The problem, says Xie, is that these systems clog up very quickly every couple days on average. Water is pushed through them backwards to clean them out, but this ruins the columns careful stacking as the large particles naturally settle to the bottom. Every subsequent filtration only uses the top of the column which therefore clogs up even faster. The filters are designed to last 20 years but after one backwash you get a filter you dont want, says Xie.
Xie and his team believe that crumbs of rubber, 1 to 2 millimetres across, are an ideal solution because the crumbs are compressible. As a result, regardless of how the filter is stacked the crumbs at the bottom of the column are always smallest because they are squashed by the weight of the column.
Xie, who obtained a patent for the rubber crumb filter in November 2005, says it works four times faster than conventional filters.

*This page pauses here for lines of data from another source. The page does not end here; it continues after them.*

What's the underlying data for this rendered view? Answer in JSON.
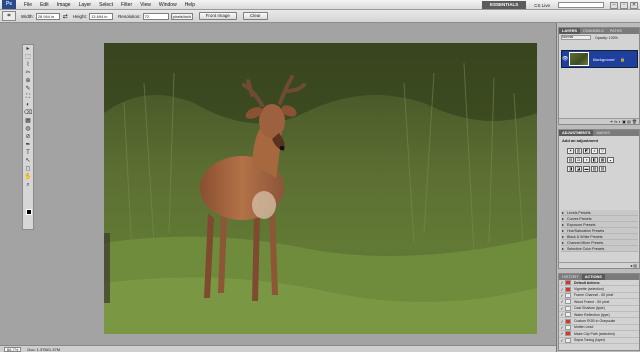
{
  "menubar": {
    "app_logo": "Ps",
    "items": [
      "File",
      "Edit",
      "Image",
      "Layer",
      "Select",
      "Filter",
      "View",
      "Window",
      "Help"
    ],
    "workspace_button": "ESSENTIALS",
    "cs_live": "CS Live",
    "window_buttons": [
      "–",
      "▫",
      "✕"
    ]
  },
  "options": {
    "width_label": "Width:",
    "width_value": "28.944 in",
    "swap_icon": "⇄",
    "height_label": "Height:",
    "height_value": "13.694 in",
    "resolution_label": "Resolution:",
    "resolution_value": "72",
    "resolution_unit": "pixels/inch",
    "front_image_label": "Front Image",
    "clear_label": "Clear"
  },
  "toolbox": {
    "tools": [
      "▸",
      "⬚",
      "⌇",
      "✂",
      "⊕",
      "✎",
      "⛶",
      "◐",
      "⌫",
      "▦",
      "◍",
      "⊘",
      "✒",
      "T",
      "↖",
      "◻",
      "✋",
      "⌕"
    ]
  },
  "status": {
    "zoom": "66.7%",
    "doc_size": "Doc: 1.37M/1.37M"
  },
  "layers_panel": {
    "tabs": [
      "LAYERS",
      "CHANNELS",
      "PATHS"
    ],
    "blend_mode": "Normal",
    "opacity": "Opacity: 100%",
    "layer_name": "Background",
    "footer_icons": "⚭ fx ◐ ▣ ▤ 🗑"
  },
  "adjustments_panel": {
    "tabs": [
      "ADJUSTMENTS",
      "MASKS"
    ],
    "title": "Add an adjustment",
    "icons_row1": [
      "☀",
      "▥",
      "◩",
      "±",
      "▽"
    ],
    "icons_row2": [
      "▤",
      "⚖",
      "◑",
      "◧",
      "▦",
      "◒"
    ],
    "icons_row3": [
      "◨",
      "◪",
      "▬",
      "▧",
      "▨"
    ],
    "presets": [
      "Levels Presets",
      "Curves Presets",
      "Exposure Presets",
      "Hue/Saturation Presets",
      "Black & White Presets",
      "Channel Mixer Presets",
      "Selective Color Presets"
    ],
    "footer_icons": "◂ ▤"
  },
  "actions_panel": {
    "tabs": [
      "HISTORY",
      "ACTIONS"
    ],
    "items": [
      {
        "label": "Default Actions",
        "set": true
      },
      {
        "label": "Vignette (selection)",
        "set": false
      },
      {
        "label": "Frame Channel - 50 pixel",
        "set": false
      },
      {
        "label": "Wood Frame - 50 pixel",
        "set": false
      },
      {
        "label": "Cast Shadow (type)",
        "set": false
      },
      {
        "label": "Water Reflection (type)",
        "set": false
      },
      {
        "label": "Custom RGB to Grayscale",
        "set": false
      },
      {
        "label": "Molten Lead",
        "set": false
      },
      {
        "label": "Make Clip Path (selection)",
        "set": false
      },
      {
        "label": "Sepia Toning (layer)",
        "set": false
      }
    ]
  },
  "colors": {
    "layer_selected": "#1e3f9e",
    "grass": "#5b6f2e",
    "deer": "#a5633e"
  }
}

The suggestion is interesting and plausible, says Sean Moran, an environmental engineer who runs Expertise Limited in the UK. But I can see there being a lot of difficulties taking it from lab stage to full scale, he adds.
He points out that there are already filtering columns which maintain their size gradient even after backwashing by exploiting the density differences. These use large, low density particles of anthracite, on top of sand, with small, high density particles of garnet at the bottom.
Another problem in cleaning filtering systems is that sewage sludge sticks to the filter particles. Moran thinks the sludge is more likely to stick to rubber than to smooth hard grains of sand and coal.
He is also concerned that the rubber from old tyres might leach out toxic chemicals including heavy metals. Xies team is now taking feedback from experts, and running tests to make sure the rubber does not leach out heavy metals.